PROMPT: Give only the number of lines in these records that contain the word "notion".
= Beginning of Section =
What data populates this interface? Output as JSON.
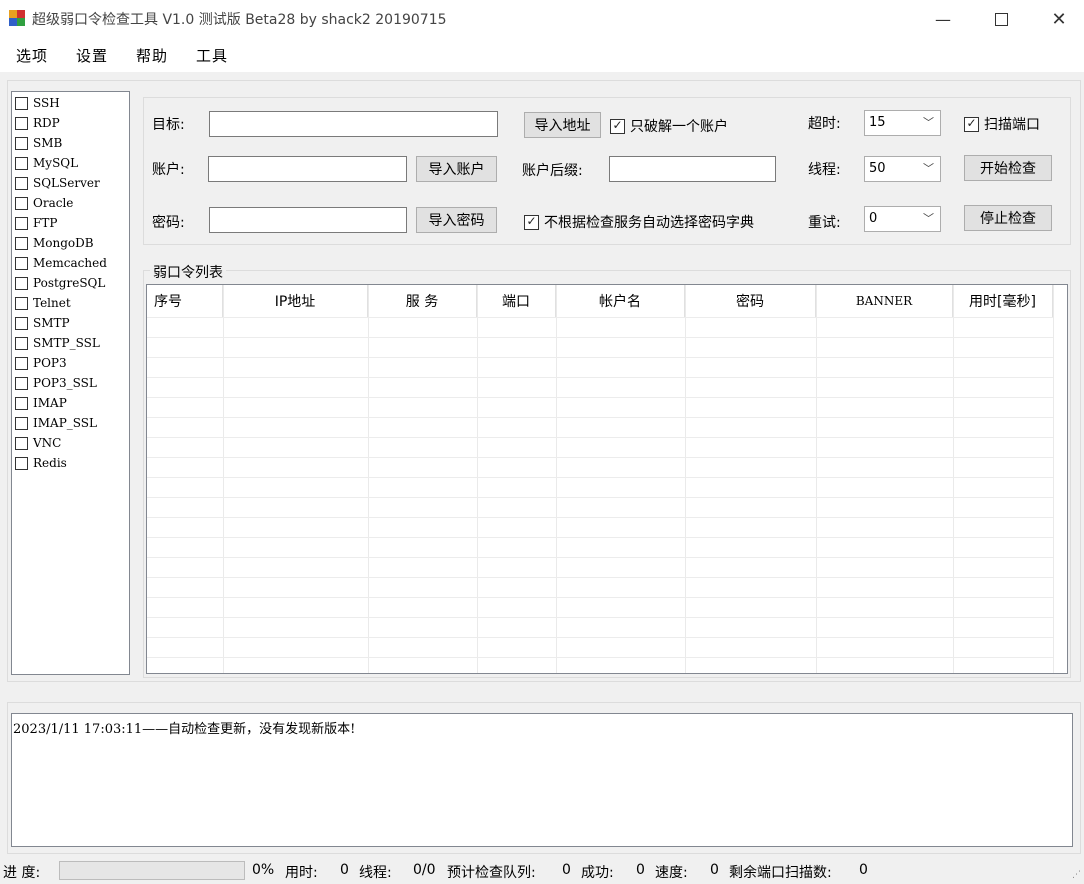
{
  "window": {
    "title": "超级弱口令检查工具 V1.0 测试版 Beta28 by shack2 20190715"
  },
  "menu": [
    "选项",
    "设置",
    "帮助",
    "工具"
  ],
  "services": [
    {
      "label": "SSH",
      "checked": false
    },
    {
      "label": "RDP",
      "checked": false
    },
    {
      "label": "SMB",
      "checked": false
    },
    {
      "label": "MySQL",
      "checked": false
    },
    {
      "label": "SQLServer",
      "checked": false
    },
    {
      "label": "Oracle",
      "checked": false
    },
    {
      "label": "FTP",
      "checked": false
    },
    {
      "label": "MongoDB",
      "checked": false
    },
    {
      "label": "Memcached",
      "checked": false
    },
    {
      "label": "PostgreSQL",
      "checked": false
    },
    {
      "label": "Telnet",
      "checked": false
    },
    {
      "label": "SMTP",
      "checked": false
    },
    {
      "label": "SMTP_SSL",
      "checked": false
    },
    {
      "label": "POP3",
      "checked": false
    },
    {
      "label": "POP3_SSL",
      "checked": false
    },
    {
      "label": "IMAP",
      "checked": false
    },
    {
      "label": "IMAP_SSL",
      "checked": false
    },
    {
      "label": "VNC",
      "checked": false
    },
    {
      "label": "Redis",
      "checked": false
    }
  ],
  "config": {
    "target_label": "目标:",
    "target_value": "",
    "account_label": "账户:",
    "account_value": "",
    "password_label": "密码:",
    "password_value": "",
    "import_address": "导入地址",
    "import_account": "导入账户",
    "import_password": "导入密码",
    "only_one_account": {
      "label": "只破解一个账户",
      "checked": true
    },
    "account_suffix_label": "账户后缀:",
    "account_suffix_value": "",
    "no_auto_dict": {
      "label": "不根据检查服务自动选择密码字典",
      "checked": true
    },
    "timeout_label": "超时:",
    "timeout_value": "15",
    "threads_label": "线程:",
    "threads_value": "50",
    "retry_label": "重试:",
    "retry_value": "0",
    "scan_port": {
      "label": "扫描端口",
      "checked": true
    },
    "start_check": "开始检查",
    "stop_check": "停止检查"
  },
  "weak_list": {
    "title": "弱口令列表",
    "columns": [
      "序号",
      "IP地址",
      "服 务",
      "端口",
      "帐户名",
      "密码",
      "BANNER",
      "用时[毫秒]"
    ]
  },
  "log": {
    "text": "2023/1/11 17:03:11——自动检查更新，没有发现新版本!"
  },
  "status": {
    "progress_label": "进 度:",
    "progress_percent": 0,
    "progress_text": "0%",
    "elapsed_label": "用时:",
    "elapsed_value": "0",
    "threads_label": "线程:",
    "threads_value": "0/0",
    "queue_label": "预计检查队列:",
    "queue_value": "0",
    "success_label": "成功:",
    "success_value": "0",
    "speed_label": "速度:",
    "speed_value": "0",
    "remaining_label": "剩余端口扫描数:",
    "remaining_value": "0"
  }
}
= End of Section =
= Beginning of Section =
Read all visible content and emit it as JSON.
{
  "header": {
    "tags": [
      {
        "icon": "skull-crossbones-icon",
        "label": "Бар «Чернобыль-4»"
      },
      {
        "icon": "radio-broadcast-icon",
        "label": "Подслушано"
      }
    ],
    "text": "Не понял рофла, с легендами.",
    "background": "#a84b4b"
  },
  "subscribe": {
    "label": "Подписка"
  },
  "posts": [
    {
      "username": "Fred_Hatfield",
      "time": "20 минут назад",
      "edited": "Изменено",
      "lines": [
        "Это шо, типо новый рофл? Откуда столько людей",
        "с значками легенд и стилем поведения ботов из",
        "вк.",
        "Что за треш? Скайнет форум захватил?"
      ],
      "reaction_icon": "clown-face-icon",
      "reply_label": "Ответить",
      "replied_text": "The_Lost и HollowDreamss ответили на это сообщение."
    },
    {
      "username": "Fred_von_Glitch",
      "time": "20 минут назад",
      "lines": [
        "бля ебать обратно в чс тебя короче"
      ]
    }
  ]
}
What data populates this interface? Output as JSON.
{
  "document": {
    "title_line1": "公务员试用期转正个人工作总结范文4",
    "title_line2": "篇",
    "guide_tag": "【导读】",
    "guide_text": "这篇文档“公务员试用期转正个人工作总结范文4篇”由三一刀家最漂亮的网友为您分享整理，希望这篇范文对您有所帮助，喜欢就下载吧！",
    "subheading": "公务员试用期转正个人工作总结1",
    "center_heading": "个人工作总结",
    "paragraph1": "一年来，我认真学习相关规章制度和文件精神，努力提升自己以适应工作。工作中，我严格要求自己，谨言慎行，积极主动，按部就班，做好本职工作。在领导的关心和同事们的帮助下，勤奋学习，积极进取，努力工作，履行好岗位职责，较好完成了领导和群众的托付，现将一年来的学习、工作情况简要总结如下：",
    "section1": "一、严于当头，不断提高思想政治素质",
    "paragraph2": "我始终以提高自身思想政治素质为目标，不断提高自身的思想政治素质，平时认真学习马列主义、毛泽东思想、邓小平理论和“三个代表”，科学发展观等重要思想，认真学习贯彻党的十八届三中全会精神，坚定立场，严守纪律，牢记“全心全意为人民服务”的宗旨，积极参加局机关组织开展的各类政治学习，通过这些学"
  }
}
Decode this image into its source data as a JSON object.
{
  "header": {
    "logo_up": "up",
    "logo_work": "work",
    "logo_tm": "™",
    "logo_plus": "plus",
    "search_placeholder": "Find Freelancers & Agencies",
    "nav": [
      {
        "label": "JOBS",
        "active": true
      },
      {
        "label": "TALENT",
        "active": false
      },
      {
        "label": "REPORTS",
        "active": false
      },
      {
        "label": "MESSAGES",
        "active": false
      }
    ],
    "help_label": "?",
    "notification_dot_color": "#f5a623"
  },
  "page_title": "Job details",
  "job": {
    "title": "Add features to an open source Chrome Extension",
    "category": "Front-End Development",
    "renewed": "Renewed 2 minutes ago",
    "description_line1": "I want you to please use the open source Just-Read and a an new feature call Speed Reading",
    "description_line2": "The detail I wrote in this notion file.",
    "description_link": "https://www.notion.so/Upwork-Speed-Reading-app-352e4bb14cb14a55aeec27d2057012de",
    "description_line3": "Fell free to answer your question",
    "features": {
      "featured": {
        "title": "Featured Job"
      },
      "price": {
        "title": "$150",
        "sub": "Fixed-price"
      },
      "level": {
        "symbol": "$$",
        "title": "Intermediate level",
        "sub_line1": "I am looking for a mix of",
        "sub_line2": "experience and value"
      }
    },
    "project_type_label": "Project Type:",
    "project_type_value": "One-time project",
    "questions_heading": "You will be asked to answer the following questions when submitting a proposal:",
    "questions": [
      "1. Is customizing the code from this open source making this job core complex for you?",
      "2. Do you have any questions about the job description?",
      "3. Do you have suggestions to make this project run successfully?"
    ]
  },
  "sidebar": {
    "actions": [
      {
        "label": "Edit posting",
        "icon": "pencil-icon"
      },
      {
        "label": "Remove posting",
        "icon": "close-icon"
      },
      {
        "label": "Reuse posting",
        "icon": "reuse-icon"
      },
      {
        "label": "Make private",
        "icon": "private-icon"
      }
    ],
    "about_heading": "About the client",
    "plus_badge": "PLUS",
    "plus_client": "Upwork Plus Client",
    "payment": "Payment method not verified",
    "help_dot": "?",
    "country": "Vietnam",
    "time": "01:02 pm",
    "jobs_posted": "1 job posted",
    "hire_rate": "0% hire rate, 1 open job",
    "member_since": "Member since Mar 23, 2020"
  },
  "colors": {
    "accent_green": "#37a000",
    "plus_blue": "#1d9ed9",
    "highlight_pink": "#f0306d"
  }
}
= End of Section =
REPLY TO THE EXERCISE: 2